#### [WHAT YOU SHOULD DO]
Repeat each entry as written and leave the images out of the copy.

<<<<

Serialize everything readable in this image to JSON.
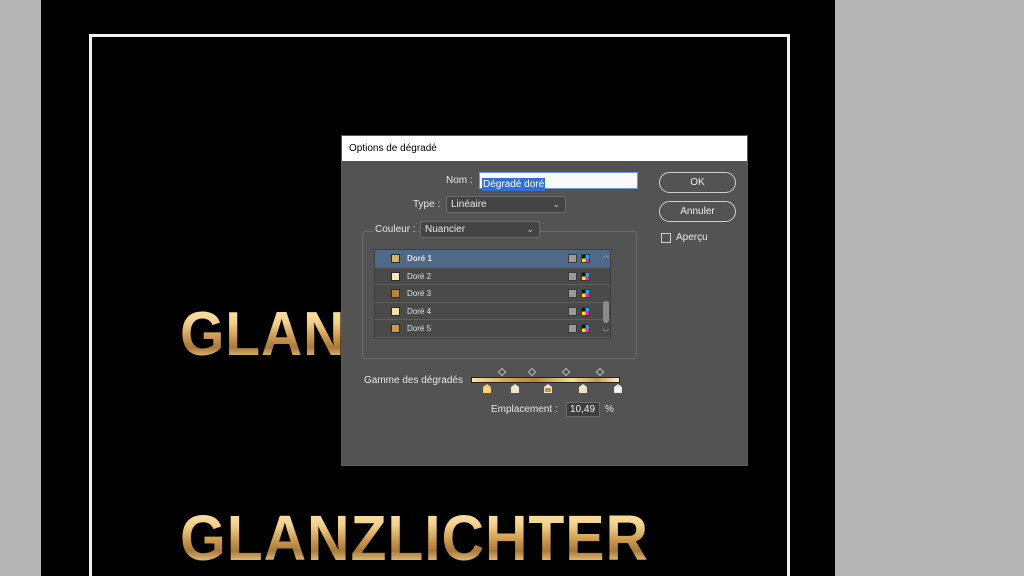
{
  "canvas": {
    "gold_text_top": "GLAN",
    "gold_text_bottom": "GLANZLICHTER"
  },
  "dialog": {
    "title": "Options de dégradé",
    "name_label": "Nom :",
    "name_value": "Dégradé doré",
    "type_label": "Type :",
    "type_value": "Linéaire",
    "color_label": "Couleur :",
    "color_value": "Nuancier",
    "ok_label": "OK",
    "cancel_label": "Annuler",
    "preview_label": "Aperçu",
    "preview_checked": false,
    "swatches": [
      {
        "name": "Doré 1",
        "color": "#d9b35f",
        "selected": true
      },
      {
        "name": "Doré 2",
        "color": "#f8e6b0",
        "selected": false
      },
      {
        "name": "Doré 3",
        "color": "#b58636",
        "selected": false
      },
      {
        "name": "Doré 4",
        "color": "#f5e2a7",
        "selected": false
      },
      {
        "name": "Doré 5",
        "color": "#d29a40",
        "selected": false
      }
    ],
    "ramp_label": "Gamme des dégradés",
    "stop_colors": [
      "#f3d793",
      "#f8e6b0",
      "#c79240",
      "#f5e2a7",
      "#ffffff"
    ],
    "location_label": "Emplacement :",
    "location_value": "10,49",
    "location_unit": "%"
  },
  "icons": {
    "chevron": "chevron-down-icon",
    "gray_swatch_mode": "grayscale-icon",
    "cmyk_swatch_mode": "cmyk-icon"
  }
}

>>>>

#### [SOLUTION TO THE PROBLEM]
Serialize everything readable in this image to JSON.
{
  "canvas": {
    "gold_text_top": "GLAN",
    "gold_text_bottom": "GLANZLICHTER"
  },
  "dialog": {
    "title": "Options de dégradé",
    "name_label": "Nom :",
    "name_value": "Dégradé doré",
    "type_label": "Type :",
    "type_value": "Linéaire",
    "color_label": "Couleur :",
    "color_value": "Nuancier",
    "ok_label": "OK",
    "cancel_label": "Annuler",
    "preview_label": "Aperçu",
    "preview_checked": false,
    "swatches": [
      {
        "name": "Doré 1",
        "color": "#d9b35f",
        "selected": true
      },
      {
        "name": "Doré 2",
        "color": "#f8e6b0",
        "selected": false
      },
      {
        "name": "Doré 3",
        "color": "#b58636",
        "selected": false
      },
      {
        "name": "Doré 4",
        "color": "#f5e2a7",
        "selected": false
      },
      {
        "name": "Doré 5",
        "color": "#d29a40",
        "selected": false
      }
    ],
    "ramp_label": "Gamme des dégradés",
    "stop_colors": [
      "#f3d793",
      "#f8e6b0",
      "#c79240",
      "#f5e2a7",
      "#ffffff"
    ],
    "location_label": "Emplacement :",
    "location_value": "10,49",
    "location_unit": "%"
  },
  "icons": {
    "chevron": "chevron-down-icon",
    "gray_swatch_mode": "grayscale-icon",
    "cmyk_swatch_mode": "cmyk-icon"
  }
}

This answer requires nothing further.